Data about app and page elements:
◆ ◆ ◆ ◆ ◆ ◆ ◆
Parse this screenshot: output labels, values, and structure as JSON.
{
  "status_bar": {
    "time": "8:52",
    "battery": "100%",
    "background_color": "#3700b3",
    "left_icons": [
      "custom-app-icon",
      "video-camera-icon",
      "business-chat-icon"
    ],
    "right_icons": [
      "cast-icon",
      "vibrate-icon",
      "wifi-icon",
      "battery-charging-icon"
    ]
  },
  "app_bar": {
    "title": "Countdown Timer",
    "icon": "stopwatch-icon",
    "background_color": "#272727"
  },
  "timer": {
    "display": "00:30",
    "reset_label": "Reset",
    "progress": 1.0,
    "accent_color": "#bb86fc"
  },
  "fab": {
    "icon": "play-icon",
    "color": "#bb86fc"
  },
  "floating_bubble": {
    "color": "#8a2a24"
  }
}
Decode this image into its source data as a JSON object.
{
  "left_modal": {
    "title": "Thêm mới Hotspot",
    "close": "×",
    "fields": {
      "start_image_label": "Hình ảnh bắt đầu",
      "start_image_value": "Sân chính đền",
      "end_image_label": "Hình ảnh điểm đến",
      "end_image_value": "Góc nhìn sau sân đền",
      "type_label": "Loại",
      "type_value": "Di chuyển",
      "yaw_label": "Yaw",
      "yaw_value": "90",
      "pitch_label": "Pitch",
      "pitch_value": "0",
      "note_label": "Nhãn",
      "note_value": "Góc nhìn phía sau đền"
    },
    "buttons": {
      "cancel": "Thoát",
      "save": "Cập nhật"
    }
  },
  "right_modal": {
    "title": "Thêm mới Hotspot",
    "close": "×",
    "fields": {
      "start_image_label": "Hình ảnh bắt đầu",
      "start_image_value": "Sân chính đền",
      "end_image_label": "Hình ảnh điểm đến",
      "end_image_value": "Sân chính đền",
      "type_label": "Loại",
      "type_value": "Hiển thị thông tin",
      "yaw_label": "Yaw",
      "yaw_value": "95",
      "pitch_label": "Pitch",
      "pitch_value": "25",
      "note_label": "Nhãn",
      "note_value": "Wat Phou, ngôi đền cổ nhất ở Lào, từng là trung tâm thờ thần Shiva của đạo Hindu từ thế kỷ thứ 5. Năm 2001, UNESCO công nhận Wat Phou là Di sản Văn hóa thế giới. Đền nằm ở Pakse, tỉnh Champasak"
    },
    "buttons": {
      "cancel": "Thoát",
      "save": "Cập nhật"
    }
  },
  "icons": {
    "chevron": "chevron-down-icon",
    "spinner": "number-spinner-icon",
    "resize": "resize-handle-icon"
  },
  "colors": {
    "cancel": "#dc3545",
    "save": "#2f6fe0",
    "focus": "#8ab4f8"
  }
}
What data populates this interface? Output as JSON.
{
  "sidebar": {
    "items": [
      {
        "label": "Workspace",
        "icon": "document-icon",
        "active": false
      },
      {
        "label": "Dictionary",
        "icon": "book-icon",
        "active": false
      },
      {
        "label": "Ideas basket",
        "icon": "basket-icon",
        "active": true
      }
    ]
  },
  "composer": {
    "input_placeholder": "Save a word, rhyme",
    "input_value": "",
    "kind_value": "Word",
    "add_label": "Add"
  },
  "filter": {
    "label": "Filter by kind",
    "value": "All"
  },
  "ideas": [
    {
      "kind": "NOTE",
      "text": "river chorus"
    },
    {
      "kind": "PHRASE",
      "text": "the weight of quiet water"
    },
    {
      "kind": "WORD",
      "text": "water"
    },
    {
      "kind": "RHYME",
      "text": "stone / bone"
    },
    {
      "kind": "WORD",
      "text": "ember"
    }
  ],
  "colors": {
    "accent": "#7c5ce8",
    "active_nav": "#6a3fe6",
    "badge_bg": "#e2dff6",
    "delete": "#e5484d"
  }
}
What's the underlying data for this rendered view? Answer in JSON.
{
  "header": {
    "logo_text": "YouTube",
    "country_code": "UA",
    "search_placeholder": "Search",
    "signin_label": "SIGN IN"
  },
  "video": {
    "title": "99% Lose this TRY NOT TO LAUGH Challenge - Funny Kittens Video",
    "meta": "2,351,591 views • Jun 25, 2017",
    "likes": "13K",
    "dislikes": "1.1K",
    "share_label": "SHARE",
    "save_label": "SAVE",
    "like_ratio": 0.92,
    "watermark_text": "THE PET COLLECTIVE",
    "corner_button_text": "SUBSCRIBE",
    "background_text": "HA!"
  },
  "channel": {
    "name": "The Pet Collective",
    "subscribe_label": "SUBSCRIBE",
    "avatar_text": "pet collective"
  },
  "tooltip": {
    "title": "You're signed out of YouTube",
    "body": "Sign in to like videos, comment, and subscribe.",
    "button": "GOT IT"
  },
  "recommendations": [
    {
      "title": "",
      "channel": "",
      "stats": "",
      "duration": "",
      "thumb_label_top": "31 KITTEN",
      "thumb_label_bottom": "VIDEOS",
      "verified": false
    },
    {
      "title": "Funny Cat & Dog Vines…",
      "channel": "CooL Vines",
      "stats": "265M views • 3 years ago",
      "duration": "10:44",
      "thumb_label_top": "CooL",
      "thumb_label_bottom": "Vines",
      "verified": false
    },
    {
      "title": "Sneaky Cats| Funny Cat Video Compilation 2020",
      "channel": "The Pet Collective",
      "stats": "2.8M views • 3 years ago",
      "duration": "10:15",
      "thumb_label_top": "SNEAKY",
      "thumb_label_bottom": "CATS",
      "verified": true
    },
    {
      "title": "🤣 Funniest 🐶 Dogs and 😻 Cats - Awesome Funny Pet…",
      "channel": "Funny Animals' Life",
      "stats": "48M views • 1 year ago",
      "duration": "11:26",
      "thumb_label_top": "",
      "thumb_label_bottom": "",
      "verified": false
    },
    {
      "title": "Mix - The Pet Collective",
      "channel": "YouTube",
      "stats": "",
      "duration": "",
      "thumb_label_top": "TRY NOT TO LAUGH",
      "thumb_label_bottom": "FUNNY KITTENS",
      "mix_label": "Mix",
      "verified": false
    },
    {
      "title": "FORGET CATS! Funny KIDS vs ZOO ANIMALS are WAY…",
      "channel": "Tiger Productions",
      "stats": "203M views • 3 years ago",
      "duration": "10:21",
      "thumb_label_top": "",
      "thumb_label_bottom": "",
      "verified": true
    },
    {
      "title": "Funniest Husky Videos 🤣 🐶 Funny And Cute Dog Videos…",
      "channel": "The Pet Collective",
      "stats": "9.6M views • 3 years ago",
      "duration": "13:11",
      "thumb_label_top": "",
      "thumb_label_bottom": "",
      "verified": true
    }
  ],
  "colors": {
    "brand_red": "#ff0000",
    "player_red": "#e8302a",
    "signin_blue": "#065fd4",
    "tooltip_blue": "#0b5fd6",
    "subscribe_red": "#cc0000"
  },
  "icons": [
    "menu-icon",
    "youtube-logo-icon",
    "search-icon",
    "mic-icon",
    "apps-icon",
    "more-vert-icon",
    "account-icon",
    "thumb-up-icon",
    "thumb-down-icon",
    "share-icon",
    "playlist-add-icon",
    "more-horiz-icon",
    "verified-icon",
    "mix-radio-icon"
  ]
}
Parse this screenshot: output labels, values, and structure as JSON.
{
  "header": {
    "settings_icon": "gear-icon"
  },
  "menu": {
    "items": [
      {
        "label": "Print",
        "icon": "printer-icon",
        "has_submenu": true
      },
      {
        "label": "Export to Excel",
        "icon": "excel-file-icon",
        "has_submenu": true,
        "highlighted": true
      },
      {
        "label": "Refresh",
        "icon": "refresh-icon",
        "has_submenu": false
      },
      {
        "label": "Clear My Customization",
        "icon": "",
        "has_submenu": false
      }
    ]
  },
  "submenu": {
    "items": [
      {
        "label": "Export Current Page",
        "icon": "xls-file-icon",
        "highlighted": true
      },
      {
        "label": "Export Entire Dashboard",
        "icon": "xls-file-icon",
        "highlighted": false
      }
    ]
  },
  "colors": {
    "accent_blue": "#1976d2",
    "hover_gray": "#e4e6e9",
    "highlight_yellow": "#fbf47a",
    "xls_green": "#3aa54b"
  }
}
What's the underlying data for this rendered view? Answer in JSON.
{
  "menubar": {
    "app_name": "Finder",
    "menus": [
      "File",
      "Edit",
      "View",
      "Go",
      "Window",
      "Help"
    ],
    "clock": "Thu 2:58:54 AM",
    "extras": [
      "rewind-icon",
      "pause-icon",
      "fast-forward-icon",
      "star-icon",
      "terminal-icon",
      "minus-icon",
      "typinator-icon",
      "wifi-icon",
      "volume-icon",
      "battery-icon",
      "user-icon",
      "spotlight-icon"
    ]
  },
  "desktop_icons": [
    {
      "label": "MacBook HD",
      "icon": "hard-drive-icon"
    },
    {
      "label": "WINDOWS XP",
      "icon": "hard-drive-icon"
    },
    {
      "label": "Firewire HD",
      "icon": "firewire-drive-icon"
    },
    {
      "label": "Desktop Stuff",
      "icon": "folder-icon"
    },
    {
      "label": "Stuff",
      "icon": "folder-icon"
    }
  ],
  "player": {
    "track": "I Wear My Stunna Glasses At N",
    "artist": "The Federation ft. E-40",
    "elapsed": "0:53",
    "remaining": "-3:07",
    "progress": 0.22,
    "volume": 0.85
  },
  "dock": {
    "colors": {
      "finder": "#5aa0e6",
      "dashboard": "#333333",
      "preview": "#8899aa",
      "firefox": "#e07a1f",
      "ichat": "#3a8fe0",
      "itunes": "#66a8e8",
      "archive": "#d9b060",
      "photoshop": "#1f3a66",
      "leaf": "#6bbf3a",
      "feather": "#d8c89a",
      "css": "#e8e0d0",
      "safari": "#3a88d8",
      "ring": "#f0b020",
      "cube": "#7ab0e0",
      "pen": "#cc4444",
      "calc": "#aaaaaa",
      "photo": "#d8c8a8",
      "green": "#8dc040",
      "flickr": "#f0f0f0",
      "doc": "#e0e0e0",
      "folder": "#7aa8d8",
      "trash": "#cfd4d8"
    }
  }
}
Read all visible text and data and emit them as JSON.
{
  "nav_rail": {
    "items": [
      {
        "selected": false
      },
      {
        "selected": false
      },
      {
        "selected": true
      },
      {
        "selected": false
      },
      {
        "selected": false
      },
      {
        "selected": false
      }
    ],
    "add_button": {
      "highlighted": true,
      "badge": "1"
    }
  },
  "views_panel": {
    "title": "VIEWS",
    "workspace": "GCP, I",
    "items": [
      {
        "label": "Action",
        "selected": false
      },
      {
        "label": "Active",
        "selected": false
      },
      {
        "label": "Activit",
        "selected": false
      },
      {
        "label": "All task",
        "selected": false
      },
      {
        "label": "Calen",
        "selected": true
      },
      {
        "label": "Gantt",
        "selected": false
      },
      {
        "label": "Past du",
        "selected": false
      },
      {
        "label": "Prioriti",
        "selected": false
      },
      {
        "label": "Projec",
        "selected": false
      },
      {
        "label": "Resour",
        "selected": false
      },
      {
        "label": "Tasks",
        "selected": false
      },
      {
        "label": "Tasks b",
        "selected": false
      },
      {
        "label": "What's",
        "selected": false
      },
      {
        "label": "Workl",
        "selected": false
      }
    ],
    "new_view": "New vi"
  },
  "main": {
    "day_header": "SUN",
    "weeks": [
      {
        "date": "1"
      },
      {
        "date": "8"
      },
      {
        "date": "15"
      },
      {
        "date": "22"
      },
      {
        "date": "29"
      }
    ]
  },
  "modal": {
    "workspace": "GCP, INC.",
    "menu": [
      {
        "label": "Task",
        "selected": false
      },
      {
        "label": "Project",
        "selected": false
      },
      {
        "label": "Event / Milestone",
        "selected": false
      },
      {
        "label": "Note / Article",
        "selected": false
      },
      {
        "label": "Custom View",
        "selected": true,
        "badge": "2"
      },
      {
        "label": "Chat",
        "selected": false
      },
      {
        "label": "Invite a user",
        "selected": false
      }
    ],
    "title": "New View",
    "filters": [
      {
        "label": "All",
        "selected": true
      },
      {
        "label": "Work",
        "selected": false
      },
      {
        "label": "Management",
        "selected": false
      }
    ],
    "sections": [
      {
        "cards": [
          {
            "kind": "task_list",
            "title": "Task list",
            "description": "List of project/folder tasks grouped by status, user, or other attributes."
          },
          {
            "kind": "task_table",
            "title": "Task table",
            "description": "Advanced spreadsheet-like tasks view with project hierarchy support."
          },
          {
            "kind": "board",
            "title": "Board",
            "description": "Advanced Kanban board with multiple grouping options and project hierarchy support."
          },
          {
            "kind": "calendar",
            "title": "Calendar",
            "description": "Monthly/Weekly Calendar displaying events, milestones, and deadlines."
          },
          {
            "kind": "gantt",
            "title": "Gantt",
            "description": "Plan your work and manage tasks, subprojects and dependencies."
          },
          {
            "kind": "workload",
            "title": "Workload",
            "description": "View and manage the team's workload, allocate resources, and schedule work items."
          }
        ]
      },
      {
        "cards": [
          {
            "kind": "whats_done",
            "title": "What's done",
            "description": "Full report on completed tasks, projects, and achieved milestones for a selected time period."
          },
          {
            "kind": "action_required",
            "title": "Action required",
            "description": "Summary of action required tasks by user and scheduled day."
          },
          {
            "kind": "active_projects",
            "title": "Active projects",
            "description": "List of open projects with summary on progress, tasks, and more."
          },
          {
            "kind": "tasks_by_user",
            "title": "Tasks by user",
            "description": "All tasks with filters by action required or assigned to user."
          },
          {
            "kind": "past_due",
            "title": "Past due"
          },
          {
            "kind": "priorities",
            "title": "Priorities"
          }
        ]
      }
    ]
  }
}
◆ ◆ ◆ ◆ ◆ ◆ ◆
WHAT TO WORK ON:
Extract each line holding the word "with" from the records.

WRITTEN REPLY:
            "description": "Advanced spreadsheet-like tasks view with project hierarchy support."
            "description": "Advanced Kanban board with multiple grouping options and project hierarchy support."
            "description": "List of open projects with summary on progress, tasks, and more."
            "description": "All tasks with filters by action required or assigned to user."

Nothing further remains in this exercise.